Between the four saxophones, three trumpets (Tim Hagans is a stand-out), three trombonists, bass and drums (no piano!), Masters has recomposed these classics to the point of near non-recognition…and that’s a good thing! He’s previously resurrected Gerry Mulligan and Charles Mingus. Now it’s Duke to undergo such startling and brilliant reworkings. Bravo!

Bill Evans

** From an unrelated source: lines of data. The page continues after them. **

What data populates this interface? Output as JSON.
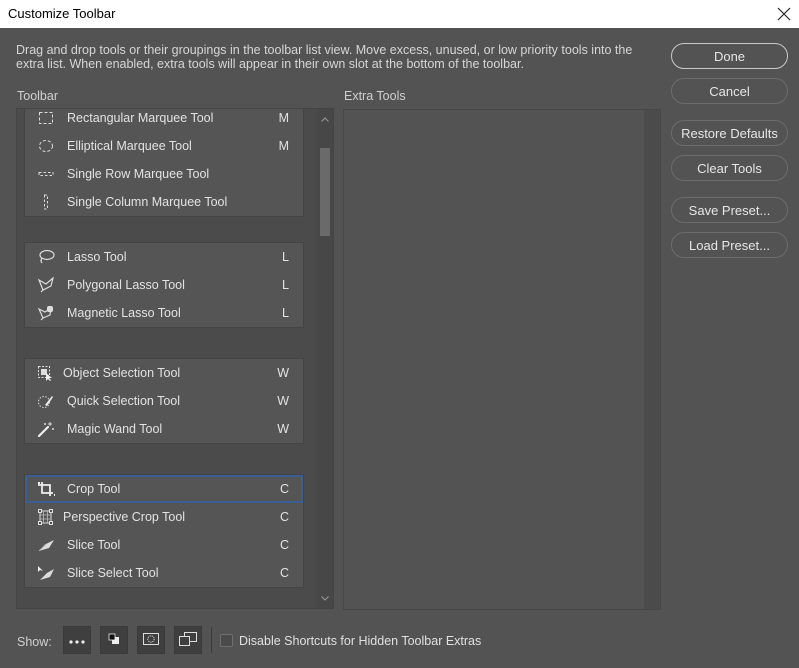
{
  "window": {
    "title": "Customize Toolbar",
    "close_icon": "close-icon"
  },
  "description": "Drag and drop tools or their groupings in the toolbar list view. Move excess, unused, or low priority tools into the extra list. When enabled, extra tools will appear in their own slot at the bottom of the toolbar.",
  "toolbar_label": "Toolbar",
  "extra_tools_label": "Extra Tools",
  "toolbar_groups": [
    {
      "tools": [
        {
          "name": "Rectangular Marquee Tool",
          "shortcut": "M",
          "icon": "rectangular-marquee-icon"
        },
        {
          "name": "Elliptical Marquee Tool",
          "shortcut": "M",
          "icon": "elliptical-marquee-icon"
        },
        {
          "name": "Single Row Marquee Tool",
          "shortcut": "",
          "icon": "single-row-marquee-icon"
        },
        {
          "name": "Single Column Marquee Tool",
          "shortcut": "",
          "icon": "single-column-marquee-icon"
        }
      ]
    },
    {
      "tools": [
        {
          "name": "Lasso Tool",
          "shortcut": "L",
          "icon": "lasso-icon"
        },
        {
          "name": "Polygonal Lasso Tool",
          "shortcut": "L",
          "icon": "polygonal-lasso-icon"
        },
        {
          "name": "Magnetic Lasso Tool",
          "shortcut": "L",
          "icon": "magnetic-lasso-icon"
        }
      ]
    },
    {
      "tools": [
        {
          "name": "Object Selection Tool",
          "shortcut": "W",
          "icon": "object-selection-icon"
        },
        {
          "name": "Quick Selection Tool",
          "shortcut": "W",
          "icon": "quick-selection-icon"
        },
        {
          "name": "Magic Wand Tool",
          "shortcut": "W",
          "icon": "magic-wand-icon"
        }
      ]
    },
    {
      "tools": [
        {
          "name": "Crop Tool",
          "shortcut": "C",
          "icon": "crop-icon",
          "selected": true
        },
        {
          "name": "Perspective Crop Tool",
          "shortcut": "C",
          "icon": "perspective-crop-icon"
        },
        {
          "name": "Slice Tool",
          "shortcut": "C",
          "icon": "slice-icon"
        },
        {
          "name": "Slice Select Tool",
          "shortcut": "C",
          "icon": "slice-select-icon"
        }
      ]
    }
  ],
  "buttons": {
    "done": "Done",
    "cancel": "Cancel",
    "restore_defaults": "Restore Defaults",
    "clear_tools": "Clear Tools",
    "save_preset": "Save Preset...",
    "load_preset": "Load Preset..."
  },
  "footer": {
    "show_label": "Show:",
    "show_buttons": [
      "more-tools-icon",
      "foreground-background-color-icon",
      "quick-mask-icon",
      "screen-mode-icon"
    ],
    "disable_shortcuts_label": "Disable Shortcuts for Hidden Toolbar Extras",
    "disable_shortcuts_checked": false
  },
  "colors": {
    "background": "#535353",
    "selection_outline": "#3b5f93",
    "titlebar": "#ffffff"
  }
}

     Coming on the heels of Bill Evans Live At Ronnie Scott’s (with his short-lived trio of bassist Eddie Gomez and drummer Jack DeJohnette), the release of Behind The Dikes: The 1969 Netherlands Recordings (Elemental Music) is cause for joy, for it is here, with bassist Gomez and drummer Marty Morell, and the Metropol Orkest, where the genius of Bill Evans [1929-1980] comes to the fore. Extrapolating the essence of material by Andre Previn, Thelonious Monk, Duke Ellington, Burt Bacharach, Dizzy Gillespie and Rodgers & Hart, this double-disc doozy adds his classical-music flourishes to the aforementioned composers, and his dreamy originals. The sound is pristine. Oh to have been in that audience!

Alan Braufman

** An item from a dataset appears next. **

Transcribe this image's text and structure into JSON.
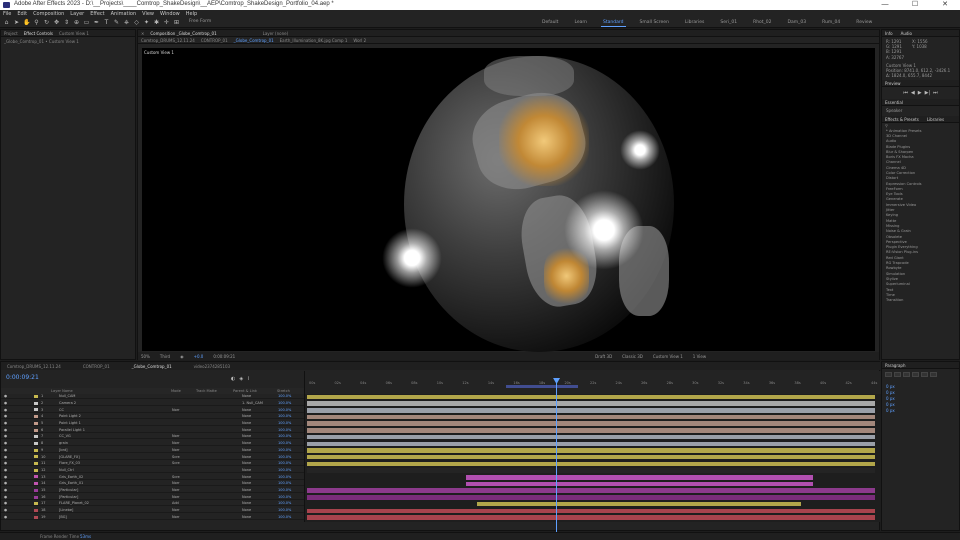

     The loft scene in 1970s New York City was a bustling powder keg of outrageous adventurism. These were cats making far-out music for themselves and for anybody who could open their ears enough for their brain to digest the eclectic syncopated surprise that emanated out of their horns. Alto saxophonist/composer/educator Alan Braufman, 70, was one of those free-thinkers. Apparently, The Fire Still Burns on his current self-released gem. The cast includes such like-minded pioneers as pianist Cooper-Moore, tenor sax man James Brandon Lewis, bassist Ken Filiano, drummer Andrew Drury and percussionist Michael Wimberly.
     Braufman doubles on flute. His Boston beginnings may have started at Berklee in ’69 but by ’73, he was a New Yorker. By ’75, he had released the groundbreaking Valley Of Search. Fast-forward 40 years. He’s living in Utah. The album is re-released. Concerts ensue. As a result, with almost the same lineup, Braufman has written new pieces for the new project that still instill the same sense of wonder and wide-eyed curiosity that fueled the original Manhattan loft scene. Apparently, that fire never left him. Influenced and inspired by the likes of Don Cherry and Jackie MacLean, The Fire Still Burns is compact (36 minutes) with not a wasted note or even a second in-between tracks like a raging river. It’s lean, muscular, wild and free.

Alan Braufman courtesy Nabil Ayers

Alan Braufman courtesy Nabil Ayers

Mike Clark and Michael Zilber

Mike Drop (Sunnyside Records), led by drummer Mike Clark and saxophonist/composer Michael Zilber, is a totally swinging post-bop trip with pianist Matt Clark and bassist Peter Barshay. It has them ferociously jazzing up The Beatles’ ‘68 “Blackbird” and ‘65 “Norwegian Wood,” as well as modernizing—dare I say improving upon?—McCoy Tyner’s ‘78 “Passion Dance,” Duke Pearson’s ‘65 “You Know I Care,” Wayne Shorter’s ‘67 “Miyako” and Thelonious Monk’s ‘62 “Monk’s Dream.” They even rescue that old 1938 “Falling In Love With Love” Rodgers and Hart chestnut from the dust-bin of time, polish it off and make it sound—no small feat—new and vital.